Photographer Matthew Davison told Newshub he has taken photos of auroras around the world for the last decade, but this was just the second time in Auckland he's seen one.

"My ambition has always been to try and capture them [aurora and bioluminescence] together in the same shot and I've been trying for probably the last decade or longer. So to actually get the shot and for it to happen last night, I guess is a dream come true as a photographer," he told Newshub.

Davison headed to Auckland's Karioitahi Beach at around 11pm, but his first picture left him disappointed. 

"I headed down to the beach and took a couple of photos and saw absolutely nothing, so a bit disappointing at first," he told Newshub. 

But after waiting for about 30 minutes, Davison said the sight he saw was incredible and it was like "nature had flipped a switch". 

Just when he thought it couldn't get any better, he started noticing blue light illuminating from the water. 

"I started noticing a bit of blue appearing on the waves and I wasn't sure if it was just the moonlight that was illuminating," he said.

"But then for a period of about five minutes, the sea suddenly turned blue and put on an incredible bioluminescence show just at the time the aurora was at its brightest. So it was basically a once-in-a-lifetime photograph to see both a strong aurora and a very, very strong bioluminescent show happening at the very same time." 

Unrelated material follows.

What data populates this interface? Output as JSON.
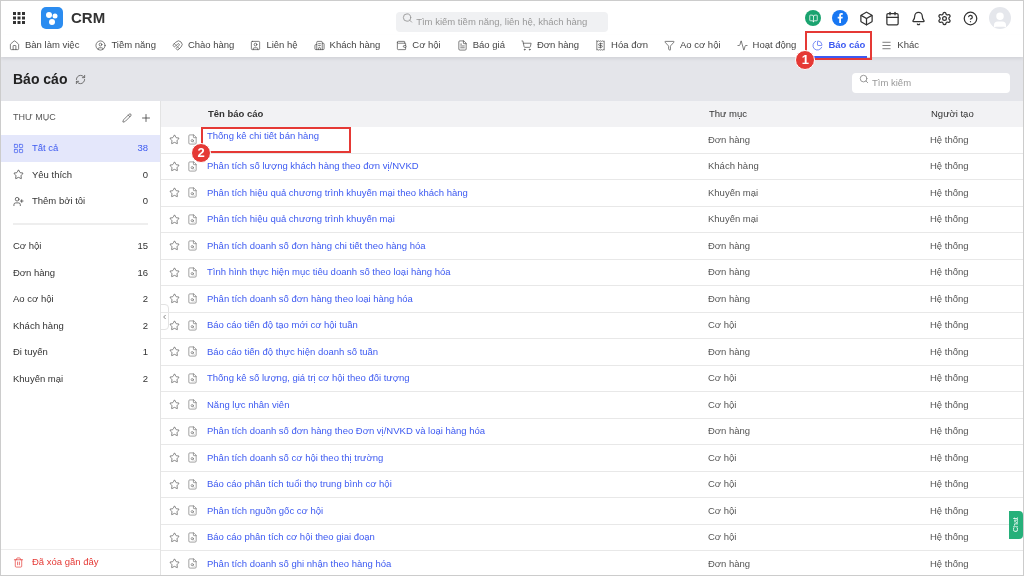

Davison said the aurora was visible for two to three hours but the bioluminescence was only on show for about 10 minutes.  

Stardome astronomer Rob Davison said last night's aurora has been described as the "best for years".  

He told Newshub auroras in New Zealand are not "super uncommon", but for it to reach the North Island and make it up to Auckland meant it had to be "especially strong". 

"When you have particularly strong solar wind, particles being blown out by the sun towards Earth, they get captured by Earth's magnetic field, pushed to the poles and then they excite gases in the atmosphere, mostly oxygen, and then that gas emits these specific colours of light," Rob said when describing what an aurora is and how it occurs.  

He told Newshub it's unclear whether Kiwis would be able to see another Aurora on Tuesday evening but said a lot if it comes down to chance. 

"Seeing aurora in general is very often the case of the right place, right time and a bit of luck. So you might have a really good solar forecast and the potential for a good bright aurora is there, but exactly how it interacts with a magnetic field and the atmosphere and just timing, you do need a bit of luck," he explained.  

"You might be up all night and you get just a short period of really good aurora or it could go on for several hours." 

For any stargazers looking to see an aurora, Rob said the key is to get away from as much light pollution as possible.